*TASK INSTRUCTIONS*:
Going through the lines below, tally those that include "title", and give only the number.

*DATASET EXTRACT*:
☆ ☆ ☆ ☆

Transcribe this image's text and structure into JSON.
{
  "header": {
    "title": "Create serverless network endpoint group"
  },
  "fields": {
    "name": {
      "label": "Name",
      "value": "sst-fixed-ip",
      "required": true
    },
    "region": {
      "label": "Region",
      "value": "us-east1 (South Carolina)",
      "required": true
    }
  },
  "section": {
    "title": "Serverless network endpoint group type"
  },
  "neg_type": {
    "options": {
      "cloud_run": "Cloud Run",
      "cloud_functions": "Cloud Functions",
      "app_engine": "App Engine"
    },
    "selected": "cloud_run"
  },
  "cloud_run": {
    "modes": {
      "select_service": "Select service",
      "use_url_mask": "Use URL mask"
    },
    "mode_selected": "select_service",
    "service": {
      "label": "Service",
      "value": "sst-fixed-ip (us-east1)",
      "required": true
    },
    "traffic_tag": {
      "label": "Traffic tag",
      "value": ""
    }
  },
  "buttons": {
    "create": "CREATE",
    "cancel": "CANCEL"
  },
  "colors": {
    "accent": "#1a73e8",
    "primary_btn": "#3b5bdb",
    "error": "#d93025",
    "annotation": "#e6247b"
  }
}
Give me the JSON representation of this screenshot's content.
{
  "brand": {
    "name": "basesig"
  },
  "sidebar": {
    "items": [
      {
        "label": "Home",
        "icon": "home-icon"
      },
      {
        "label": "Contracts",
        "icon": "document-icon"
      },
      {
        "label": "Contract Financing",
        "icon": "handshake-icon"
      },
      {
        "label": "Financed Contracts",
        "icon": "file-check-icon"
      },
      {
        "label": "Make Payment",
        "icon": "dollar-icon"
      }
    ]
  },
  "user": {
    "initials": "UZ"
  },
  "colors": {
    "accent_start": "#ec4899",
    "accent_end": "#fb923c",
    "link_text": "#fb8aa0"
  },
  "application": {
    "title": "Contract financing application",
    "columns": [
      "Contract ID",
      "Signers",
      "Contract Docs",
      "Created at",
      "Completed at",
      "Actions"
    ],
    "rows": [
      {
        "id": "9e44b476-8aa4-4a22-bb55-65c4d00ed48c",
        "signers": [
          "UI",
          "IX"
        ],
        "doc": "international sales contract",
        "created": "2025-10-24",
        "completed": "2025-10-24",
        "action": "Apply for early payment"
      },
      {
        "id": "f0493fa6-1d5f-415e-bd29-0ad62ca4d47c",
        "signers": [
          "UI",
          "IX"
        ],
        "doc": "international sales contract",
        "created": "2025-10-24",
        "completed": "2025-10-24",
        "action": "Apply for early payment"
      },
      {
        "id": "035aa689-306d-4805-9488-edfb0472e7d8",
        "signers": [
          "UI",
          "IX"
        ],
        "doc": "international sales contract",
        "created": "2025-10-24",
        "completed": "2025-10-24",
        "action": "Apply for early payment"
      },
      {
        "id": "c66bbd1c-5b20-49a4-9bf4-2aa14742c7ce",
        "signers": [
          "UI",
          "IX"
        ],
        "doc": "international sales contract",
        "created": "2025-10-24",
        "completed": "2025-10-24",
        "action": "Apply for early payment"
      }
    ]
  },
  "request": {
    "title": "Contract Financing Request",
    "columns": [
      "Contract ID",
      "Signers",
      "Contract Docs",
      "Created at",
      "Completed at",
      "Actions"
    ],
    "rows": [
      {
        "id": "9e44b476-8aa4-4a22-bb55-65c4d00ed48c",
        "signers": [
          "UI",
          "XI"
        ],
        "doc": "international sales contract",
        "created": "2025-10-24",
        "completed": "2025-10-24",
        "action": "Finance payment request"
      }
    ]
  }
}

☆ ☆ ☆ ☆

*REPLY TO THE TASK*:
4